I remember like it was yesterday. It was 2004 and I finished reading the latest news article on Penny Arcade in which Tycho expressed his delight for what he considered “the best 20 dollars I ever spent on a new game.” Intrigued by his eloquent description of Katamari Damacy, I jumped into my car and rushed to the nearest GameStop. At that age, most of my impulse buys were largely governed by the crippling dread associated with Fear Of Missing Out. I needed to play the games people were talking about because I wanted to be part of the zeitgeist associated with pre-YouTube and pre-Twitch forum-based gamer culture. I arrived at the store, walking at a pace that was not quite a stroll but not quite a run either until I got to the counter and asked, in a rushed voice, if they had Katamari Damacy. I’m sure I must have looked a little crazy from the perspective of the clerk who gave me his store’s only copy. With its distinctly Japanese cover featuring a huge trash ball set underneath a lovely rainbow, the clerk and I expressed mutual confusion over what sort of game it was. One short return trip home later, Katamari Damacy revealed itself to be a most beautiful thing.
Katamari Damacy is a delightful puzzle game that’s fueled by Japanese quirk, much of it front-loaded by a wild and wooly title sequence involving singing ducks, dancing pandas, rainbows, and giant mushrooms moving to the rhythm of a shockingly catchy theme song. This goofy opening was matched by the game’s equally goofy premise: the statuesque King of All Cosmos ran joyfully amok, knocking out every star in the sky. With the people on Earth left to wonder what caused this strange phenomena, the King has called upon the Prince of All Cosmos, a tiny green little thing, to make new stars by venturing to Earth and collecting all manner of human and animal clutter using a magical sticky ball. In the midst of rebuilding the night sky, small vignettes featuring a Japanese family are interspersed across the game’s levels to show the effect of the Prince’s activities. Widely considered to be a sleeper hit at the time (it would later lead to numerous sequels), Katamari Damacy struck a chord with its easy to learn, tricky to master puzzle-based gameplay, a positive sense of humor, warm and fuzzy charm, and memorable soundtrack. It easily became a PlayStation classic. And 2018 is the right time to bring it around for another victory lap.
Katamari Damacy: Reroll is a quality HD remaster of the 2004 game that fits comfortably at home on the Nintendo Switch. Whether it’s being played on the TV or taken on the go, the Switch version looks fantastic and, unless I’m remembering differently, controls a lot smoother and comfortably (for tank controls, at least) than it did before. The game is a straight content port of the PlayStation 2 original and doesn’t feature new content. You’re still making visits to the same locations on Earth, though at different size scales, and partaking in bonus levels to rebuild lost constellations. The King of All Cosmos still chimes in from time to time with his record scratch voice, commenting on your progress as you go along.

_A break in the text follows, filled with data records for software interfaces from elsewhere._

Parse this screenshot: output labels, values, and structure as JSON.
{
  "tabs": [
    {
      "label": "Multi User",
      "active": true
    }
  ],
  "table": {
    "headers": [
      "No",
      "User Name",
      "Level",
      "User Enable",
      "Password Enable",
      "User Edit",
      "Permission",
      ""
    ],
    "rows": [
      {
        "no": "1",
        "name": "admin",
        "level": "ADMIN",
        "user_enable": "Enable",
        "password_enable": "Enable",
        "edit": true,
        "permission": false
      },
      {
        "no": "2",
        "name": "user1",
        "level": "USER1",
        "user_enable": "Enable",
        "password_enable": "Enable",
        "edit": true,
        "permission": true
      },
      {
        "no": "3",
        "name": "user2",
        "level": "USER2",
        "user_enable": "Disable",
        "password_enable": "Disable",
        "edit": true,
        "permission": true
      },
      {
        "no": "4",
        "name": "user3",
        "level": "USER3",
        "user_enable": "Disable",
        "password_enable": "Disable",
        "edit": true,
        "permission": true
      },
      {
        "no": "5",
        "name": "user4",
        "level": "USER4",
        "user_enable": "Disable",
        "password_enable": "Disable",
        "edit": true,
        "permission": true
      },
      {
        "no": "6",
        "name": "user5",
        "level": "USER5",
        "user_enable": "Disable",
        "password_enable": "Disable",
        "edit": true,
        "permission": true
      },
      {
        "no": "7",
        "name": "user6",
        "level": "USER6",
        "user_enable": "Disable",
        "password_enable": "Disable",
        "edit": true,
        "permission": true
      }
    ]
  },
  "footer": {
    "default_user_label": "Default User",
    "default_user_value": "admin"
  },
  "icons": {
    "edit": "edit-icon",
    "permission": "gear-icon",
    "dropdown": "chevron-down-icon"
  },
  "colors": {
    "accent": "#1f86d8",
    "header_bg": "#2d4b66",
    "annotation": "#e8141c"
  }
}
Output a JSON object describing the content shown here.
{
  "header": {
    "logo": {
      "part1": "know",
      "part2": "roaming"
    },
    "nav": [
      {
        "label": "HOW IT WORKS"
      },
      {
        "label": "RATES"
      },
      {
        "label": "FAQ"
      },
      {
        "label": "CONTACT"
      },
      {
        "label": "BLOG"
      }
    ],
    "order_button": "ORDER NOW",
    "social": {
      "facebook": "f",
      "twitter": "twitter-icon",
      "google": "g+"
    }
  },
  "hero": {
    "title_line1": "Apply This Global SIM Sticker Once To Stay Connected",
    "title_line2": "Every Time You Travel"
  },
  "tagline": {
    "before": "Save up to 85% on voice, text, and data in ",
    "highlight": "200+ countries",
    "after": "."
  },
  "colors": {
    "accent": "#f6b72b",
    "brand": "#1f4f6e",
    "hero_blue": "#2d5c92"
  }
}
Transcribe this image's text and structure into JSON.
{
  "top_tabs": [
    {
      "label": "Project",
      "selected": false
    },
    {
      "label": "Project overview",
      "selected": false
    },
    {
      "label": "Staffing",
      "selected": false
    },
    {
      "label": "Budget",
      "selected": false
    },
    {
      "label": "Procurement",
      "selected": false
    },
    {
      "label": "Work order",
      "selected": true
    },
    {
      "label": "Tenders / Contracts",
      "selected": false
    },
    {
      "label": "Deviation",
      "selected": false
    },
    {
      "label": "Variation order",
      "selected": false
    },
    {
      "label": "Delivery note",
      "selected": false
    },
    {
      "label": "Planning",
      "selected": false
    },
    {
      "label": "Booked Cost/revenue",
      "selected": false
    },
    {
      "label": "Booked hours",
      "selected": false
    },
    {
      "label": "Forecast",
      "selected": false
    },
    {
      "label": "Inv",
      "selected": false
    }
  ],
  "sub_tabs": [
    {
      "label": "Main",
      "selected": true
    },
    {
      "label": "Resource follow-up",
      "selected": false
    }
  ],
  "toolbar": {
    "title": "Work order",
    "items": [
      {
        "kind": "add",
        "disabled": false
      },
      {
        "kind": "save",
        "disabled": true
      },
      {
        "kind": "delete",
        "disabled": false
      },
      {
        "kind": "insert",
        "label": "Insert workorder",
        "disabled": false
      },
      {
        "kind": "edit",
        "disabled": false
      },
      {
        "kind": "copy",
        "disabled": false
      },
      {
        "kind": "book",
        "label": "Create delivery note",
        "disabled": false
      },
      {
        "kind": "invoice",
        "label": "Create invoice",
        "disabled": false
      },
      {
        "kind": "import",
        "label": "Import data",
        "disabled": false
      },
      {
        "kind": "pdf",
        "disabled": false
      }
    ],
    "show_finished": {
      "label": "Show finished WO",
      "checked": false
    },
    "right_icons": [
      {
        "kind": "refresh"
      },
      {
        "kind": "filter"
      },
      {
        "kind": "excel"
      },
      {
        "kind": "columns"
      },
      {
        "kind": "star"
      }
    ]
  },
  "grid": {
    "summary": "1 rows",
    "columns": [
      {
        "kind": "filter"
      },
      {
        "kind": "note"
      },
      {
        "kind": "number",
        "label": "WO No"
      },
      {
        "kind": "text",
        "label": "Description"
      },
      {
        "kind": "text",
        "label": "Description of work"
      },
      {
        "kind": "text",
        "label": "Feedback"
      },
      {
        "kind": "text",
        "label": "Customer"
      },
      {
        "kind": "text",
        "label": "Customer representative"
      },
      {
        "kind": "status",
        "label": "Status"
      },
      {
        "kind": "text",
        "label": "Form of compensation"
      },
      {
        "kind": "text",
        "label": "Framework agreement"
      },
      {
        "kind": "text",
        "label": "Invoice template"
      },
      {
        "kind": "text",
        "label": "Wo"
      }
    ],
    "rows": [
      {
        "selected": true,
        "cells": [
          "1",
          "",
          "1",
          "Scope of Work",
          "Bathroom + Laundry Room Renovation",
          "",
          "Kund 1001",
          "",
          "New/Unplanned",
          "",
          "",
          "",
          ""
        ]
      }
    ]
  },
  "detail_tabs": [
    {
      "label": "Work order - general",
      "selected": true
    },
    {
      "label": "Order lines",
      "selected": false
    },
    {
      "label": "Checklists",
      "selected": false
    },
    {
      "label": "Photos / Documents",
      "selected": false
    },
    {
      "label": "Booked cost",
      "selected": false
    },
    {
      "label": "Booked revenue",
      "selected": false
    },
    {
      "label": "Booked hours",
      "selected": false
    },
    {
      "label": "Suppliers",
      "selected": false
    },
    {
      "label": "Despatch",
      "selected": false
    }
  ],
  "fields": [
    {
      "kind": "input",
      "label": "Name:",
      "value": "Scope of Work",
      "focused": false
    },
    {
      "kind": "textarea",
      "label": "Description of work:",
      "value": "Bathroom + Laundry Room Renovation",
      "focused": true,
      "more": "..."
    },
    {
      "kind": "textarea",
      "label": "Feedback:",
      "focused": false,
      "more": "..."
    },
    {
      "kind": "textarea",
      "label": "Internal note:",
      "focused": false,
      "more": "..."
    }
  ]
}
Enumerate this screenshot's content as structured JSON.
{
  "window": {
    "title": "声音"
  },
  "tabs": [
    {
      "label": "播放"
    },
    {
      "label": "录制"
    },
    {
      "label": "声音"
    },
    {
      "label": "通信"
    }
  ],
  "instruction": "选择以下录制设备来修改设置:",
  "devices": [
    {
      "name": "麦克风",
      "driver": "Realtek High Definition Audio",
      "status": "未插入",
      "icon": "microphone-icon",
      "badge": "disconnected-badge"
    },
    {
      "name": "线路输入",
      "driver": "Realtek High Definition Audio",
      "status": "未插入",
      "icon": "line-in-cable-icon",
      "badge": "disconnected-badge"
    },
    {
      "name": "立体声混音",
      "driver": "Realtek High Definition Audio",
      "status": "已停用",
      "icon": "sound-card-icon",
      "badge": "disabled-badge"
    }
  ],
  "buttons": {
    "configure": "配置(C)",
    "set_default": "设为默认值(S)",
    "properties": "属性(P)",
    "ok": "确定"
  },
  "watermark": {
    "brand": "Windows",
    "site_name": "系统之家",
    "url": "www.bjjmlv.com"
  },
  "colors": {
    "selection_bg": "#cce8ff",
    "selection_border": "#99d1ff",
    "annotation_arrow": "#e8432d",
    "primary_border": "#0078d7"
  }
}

Royal presents that unlock fun accessories for the Prince are tucked away in random locations, and the Prince’s colorful cousins make an appearance to enable two-player sessions.
The graphical enhancements are a different story, though. All objects you can roll up, from frying pans to children to entire skyscrapers, are still blocky and polygonal but are much smoother and have better definition than they did on the PlayStation 2. The Prince has also been given a visual facelift and he looks fantastic, especially his facial reactions as he moves the ball around. Even the on-screen text has been touched up and sharpened. The original Katamari Damacy has never looked so clean and sharp and its HD remaster is truly a beautiful thing to behold.
Katamari Damacy Reroll doesn’t deal in supervillains, rescuing the damsel in distress, or saving the world (think about the premise long enough, though, and it’s more about vaporizing people and parts of the planet into stardust). It trades in pure fun and joy, traits reflective of the game’s director Keita Takahashi who left game development for a brief period to design playgrounds and collaborate with his wife, a pianist and composer. The bright and fuzzy charm that captivated people fourteen years ago still feels fresh and original. The game may not have much replayability after it ends, apart from replaying levels to make bigger stars maris, but it’s worth keeping around whenever there’s need for a moment of two of calm and mindless fun.
Librarian by day, Darkstation review editor by night. I've been playing video games since the days of the Commodore 64 and I have no interest in stopping now that I've made it this far.